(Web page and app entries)
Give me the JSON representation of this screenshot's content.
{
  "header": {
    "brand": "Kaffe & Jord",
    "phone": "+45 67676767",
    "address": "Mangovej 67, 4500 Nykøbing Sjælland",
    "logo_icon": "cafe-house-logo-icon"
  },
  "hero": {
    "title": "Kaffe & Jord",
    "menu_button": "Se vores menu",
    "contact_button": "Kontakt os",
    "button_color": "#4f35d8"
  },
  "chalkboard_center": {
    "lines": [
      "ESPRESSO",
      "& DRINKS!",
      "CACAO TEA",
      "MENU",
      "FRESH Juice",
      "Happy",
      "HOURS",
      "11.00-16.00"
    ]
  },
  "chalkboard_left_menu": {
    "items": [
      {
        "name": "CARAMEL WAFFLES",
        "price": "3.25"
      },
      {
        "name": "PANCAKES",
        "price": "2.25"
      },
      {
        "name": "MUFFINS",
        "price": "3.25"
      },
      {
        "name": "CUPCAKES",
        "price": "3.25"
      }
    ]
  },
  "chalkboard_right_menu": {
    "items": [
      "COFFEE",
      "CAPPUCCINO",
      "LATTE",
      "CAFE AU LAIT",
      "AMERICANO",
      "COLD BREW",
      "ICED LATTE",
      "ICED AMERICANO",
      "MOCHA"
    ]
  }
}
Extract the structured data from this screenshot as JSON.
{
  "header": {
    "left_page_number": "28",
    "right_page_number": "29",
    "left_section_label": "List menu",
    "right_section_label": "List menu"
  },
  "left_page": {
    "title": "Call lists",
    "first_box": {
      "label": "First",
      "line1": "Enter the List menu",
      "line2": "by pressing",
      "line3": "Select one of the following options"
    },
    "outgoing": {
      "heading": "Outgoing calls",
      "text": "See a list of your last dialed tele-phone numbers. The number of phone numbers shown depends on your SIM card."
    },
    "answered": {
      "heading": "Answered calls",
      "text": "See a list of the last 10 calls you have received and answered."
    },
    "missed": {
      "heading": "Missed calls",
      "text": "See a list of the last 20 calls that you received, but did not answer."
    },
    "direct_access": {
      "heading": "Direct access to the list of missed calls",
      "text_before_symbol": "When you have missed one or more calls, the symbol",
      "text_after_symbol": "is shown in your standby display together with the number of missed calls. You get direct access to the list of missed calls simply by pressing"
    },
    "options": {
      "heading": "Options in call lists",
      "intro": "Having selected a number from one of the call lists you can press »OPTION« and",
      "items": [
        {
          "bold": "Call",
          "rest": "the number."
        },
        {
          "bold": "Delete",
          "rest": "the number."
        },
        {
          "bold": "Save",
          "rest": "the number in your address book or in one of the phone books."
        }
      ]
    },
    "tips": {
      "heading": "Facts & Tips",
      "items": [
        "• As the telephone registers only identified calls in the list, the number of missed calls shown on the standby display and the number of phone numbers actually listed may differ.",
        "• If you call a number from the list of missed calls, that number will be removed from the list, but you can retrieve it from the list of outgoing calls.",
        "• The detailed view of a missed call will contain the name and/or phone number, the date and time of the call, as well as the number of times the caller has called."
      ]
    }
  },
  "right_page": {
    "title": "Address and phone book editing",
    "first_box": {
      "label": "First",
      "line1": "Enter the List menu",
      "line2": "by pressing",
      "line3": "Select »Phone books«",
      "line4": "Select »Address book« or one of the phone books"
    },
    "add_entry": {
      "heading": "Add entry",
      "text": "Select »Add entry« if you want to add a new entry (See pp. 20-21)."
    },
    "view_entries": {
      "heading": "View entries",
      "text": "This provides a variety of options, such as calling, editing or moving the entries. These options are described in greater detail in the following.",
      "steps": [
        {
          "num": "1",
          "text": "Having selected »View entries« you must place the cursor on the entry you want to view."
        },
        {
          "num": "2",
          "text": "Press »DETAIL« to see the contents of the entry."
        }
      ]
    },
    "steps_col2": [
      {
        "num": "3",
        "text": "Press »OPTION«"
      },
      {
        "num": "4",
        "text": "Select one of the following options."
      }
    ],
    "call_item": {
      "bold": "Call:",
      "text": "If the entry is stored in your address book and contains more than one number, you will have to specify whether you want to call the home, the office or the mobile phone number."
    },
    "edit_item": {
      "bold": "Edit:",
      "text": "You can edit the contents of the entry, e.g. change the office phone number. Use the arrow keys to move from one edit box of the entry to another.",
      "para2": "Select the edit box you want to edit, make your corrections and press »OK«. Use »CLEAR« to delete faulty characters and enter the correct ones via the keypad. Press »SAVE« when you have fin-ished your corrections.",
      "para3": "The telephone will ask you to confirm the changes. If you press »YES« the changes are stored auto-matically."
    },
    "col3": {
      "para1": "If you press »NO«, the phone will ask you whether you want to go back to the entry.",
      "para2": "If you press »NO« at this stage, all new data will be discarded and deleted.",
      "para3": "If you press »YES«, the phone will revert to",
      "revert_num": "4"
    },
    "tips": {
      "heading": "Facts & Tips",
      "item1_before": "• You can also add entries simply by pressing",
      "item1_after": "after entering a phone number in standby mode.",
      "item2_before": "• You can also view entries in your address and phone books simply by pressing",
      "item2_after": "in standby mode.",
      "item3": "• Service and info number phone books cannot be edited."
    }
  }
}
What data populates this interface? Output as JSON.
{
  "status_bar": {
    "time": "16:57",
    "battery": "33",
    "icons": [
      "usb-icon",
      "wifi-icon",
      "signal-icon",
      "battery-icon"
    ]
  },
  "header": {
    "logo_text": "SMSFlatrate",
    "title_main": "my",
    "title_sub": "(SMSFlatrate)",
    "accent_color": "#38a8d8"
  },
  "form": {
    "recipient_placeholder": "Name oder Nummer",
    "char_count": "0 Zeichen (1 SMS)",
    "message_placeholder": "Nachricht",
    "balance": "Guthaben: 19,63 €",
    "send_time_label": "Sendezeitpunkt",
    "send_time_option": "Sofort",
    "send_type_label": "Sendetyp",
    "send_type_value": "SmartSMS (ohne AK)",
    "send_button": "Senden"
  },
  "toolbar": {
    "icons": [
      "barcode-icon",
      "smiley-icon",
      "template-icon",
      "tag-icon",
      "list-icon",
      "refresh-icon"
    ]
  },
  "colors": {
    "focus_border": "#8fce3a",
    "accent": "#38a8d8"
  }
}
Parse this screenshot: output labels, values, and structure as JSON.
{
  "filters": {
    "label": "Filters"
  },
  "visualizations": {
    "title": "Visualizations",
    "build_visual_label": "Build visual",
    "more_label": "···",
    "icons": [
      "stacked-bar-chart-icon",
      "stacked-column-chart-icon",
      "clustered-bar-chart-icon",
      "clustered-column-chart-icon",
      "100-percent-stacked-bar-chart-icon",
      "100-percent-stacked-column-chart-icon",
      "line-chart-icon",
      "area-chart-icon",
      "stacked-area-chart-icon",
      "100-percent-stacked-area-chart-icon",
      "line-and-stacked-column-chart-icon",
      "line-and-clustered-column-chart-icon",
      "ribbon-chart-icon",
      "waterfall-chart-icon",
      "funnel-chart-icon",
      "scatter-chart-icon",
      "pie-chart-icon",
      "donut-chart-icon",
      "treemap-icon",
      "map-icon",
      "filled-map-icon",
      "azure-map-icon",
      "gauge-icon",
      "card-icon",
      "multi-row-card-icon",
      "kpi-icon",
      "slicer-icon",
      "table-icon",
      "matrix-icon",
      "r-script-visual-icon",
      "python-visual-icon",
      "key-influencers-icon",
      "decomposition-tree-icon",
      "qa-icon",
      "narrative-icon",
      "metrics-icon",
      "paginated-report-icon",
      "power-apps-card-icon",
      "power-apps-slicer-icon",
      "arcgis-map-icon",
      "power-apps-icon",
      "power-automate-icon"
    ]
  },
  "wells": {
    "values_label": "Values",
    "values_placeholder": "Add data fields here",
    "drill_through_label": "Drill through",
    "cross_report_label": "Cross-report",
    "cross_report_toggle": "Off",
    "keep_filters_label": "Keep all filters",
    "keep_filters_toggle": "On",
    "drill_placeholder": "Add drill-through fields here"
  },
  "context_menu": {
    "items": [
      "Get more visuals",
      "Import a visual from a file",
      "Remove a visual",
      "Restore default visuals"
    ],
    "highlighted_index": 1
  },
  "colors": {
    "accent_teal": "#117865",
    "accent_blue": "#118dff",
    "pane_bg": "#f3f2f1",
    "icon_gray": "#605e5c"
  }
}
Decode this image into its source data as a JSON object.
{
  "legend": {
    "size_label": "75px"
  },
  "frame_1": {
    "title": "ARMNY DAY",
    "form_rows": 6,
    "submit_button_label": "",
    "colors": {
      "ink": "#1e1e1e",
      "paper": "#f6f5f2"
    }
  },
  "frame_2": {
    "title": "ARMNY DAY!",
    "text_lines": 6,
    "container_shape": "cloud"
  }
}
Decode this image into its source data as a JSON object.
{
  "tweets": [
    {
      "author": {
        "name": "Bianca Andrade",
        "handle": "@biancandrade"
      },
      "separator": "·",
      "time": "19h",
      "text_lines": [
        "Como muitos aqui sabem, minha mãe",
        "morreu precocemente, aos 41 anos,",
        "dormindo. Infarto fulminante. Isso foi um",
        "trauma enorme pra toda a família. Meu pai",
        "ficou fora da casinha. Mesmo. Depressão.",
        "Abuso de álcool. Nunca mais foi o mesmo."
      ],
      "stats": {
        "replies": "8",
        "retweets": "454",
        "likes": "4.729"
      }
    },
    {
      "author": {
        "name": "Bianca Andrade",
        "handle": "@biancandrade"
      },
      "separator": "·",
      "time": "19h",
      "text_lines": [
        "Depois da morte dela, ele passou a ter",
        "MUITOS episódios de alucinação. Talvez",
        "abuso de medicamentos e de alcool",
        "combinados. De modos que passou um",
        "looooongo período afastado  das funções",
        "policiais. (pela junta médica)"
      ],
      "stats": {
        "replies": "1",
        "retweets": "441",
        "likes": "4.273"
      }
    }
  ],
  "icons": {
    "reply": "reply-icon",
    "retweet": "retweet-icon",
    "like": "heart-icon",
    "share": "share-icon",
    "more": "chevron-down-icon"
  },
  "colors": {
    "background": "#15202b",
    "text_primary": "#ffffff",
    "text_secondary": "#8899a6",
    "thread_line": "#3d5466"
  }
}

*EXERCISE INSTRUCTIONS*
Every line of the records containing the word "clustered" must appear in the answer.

*COMPLETED TASK*
      "clustered-bar-chart-icon",
      "clustered-column-chart-icon",
      "line-and-clustered-column-chart-icon",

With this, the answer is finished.